→ TASK GOAL:
Determine the number of lines in the following entries that hold the word "icon". Give only that number.

→ EXERCISE MATERIALS:
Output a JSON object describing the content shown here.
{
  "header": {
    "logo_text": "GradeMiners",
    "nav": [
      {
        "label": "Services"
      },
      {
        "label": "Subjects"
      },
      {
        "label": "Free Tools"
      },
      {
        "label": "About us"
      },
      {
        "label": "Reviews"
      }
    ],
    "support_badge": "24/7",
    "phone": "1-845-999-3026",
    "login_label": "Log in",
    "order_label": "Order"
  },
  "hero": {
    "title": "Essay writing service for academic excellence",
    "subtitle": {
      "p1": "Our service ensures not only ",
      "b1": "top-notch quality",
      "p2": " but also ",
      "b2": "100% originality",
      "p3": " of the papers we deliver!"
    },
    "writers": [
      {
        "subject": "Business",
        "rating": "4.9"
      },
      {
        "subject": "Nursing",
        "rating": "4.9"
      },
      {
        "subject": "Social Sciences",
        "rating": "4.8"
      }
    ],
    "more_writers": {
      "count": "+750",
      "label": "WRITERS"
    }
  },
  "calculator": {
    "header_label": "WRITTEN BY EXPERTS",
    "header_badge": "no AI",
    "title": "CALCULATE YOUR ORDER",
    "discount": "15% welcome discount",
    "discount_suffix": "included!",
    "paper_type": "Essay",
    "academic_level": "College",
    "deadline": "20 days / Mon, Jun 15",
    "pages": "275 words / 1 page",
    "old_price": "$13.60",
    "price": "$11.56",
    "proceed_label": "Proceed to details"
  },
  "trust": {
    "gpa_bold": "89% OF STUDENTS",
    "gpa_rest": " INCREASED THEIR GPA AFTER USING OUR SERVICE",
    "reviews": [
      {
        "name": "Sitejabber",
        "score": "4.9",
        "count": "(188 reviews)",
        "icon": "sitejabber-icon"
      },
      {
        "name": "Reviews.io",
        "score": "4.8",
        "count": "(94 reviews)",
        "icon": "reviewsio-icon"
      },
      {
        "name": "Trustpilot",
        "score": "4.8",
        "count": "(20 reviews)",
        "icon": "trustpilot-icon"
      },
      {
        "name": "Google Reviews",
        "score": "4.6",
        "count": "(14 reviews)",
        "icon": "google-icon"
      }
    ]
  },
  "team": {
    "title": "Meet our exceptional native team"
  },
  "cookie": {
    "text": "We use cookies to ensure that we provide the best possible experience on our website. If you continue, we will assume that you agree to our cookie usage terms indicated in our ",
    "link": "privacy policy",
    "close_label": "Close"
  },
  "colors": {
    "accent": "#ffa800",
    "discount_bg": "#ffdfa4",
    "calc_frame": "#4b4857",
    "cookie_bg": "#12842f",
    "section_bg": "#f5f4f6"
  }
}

→ SOLUTION TO THIS TASK:
4